Data for analysis:

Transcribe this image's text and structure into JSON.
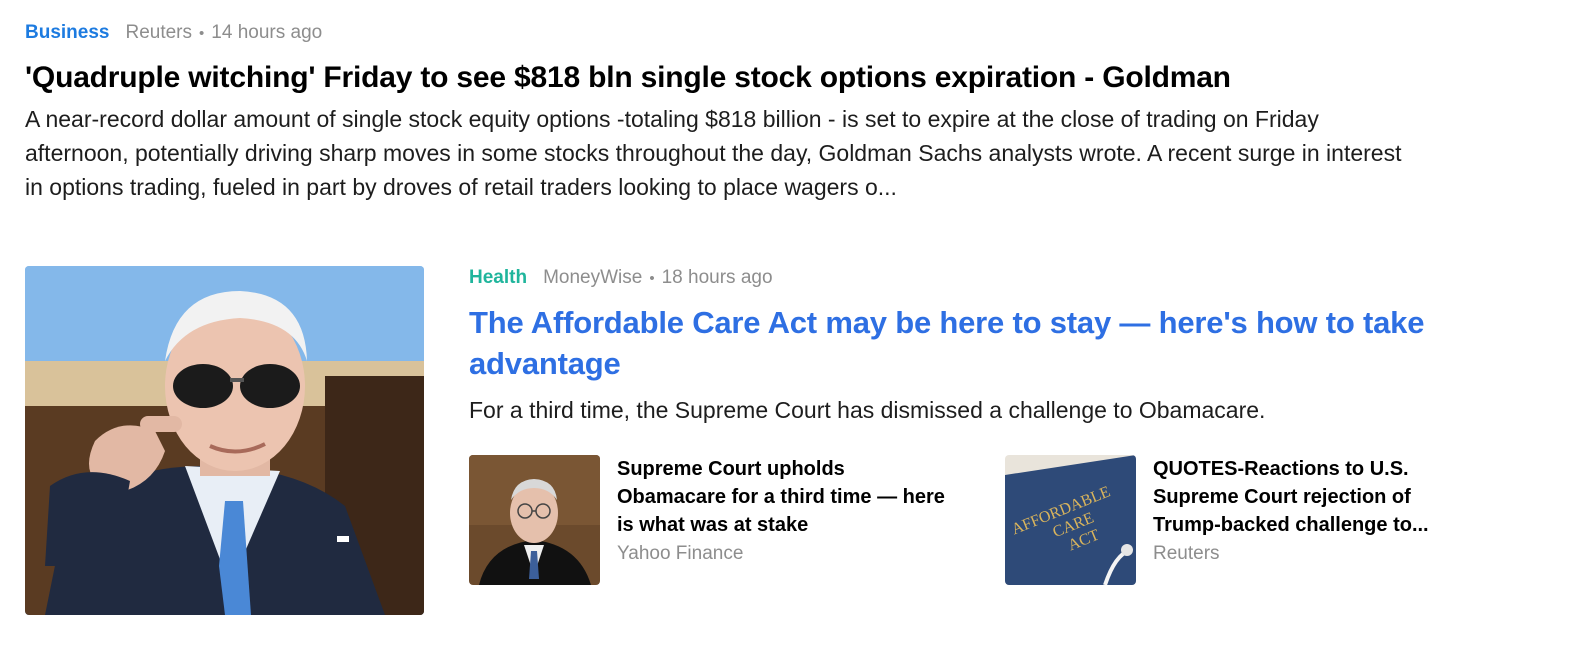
{
  "story1": {
    "category": "Business",
    "provider": "Reuters",
    "separator": "•",
    "time": "14 hours ago",
    "title": "'Quadruple witching' Friday to see $818 bln single stock options expiration - Goldman",
    "summary": "A near-record dollar amount of single stock equity options -totaling $818 billion - is set to expire at the close of trading on Friday afternoon, potentially driving sharp moves in some stocks throughout the day, Goldman Sachs analysts wrote. A recent surge in interest in options trading, fueled in part by droves of retail traders looking to place wagers o..."
  },
  "story2": {
    "category": "Health",
    "provider": "MoneyWise",
    "separator": "•",
    "time": "18 hours ago",
    "title": "The Affordable Care Act may be here to stay — here's how to take advantage",
    "summary": "For a third time, the Supreme Court has dismissed a challenge to Obamacare.",
    "related": [
      {
        "title": "Supreme Court upholds Obamacare for a third time — here is what was at stake",
        "source": "Yahoo Finance"
      },
      {
        "title": "QUOTES-Reactions to U.S. Supreme Court rejection of Trump-backed challenge to...",
        "source": "Reuters",
        "thumb_text": [
          "AFFORDABLE",
          "CARE",
          "ACT"
        ]
      }
    ]
  },
  "colors": {
    "business": "#1d7be0",
    "health": "#1fb59c",
    "link_title": "#2e6fe3",
    "meta_gray": "#8d8d8d"
  }
}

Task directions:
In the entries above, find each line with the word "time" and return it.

Exercise response:
    "time": "14 hours ago",
    "time": "18 hours ago",
    "summary": "For a third time, the Supreme Court has dismissed a challenge to Obamacare.",
        "title": "Supreme Court upholds Obamacare for a third time — here is what was at stake",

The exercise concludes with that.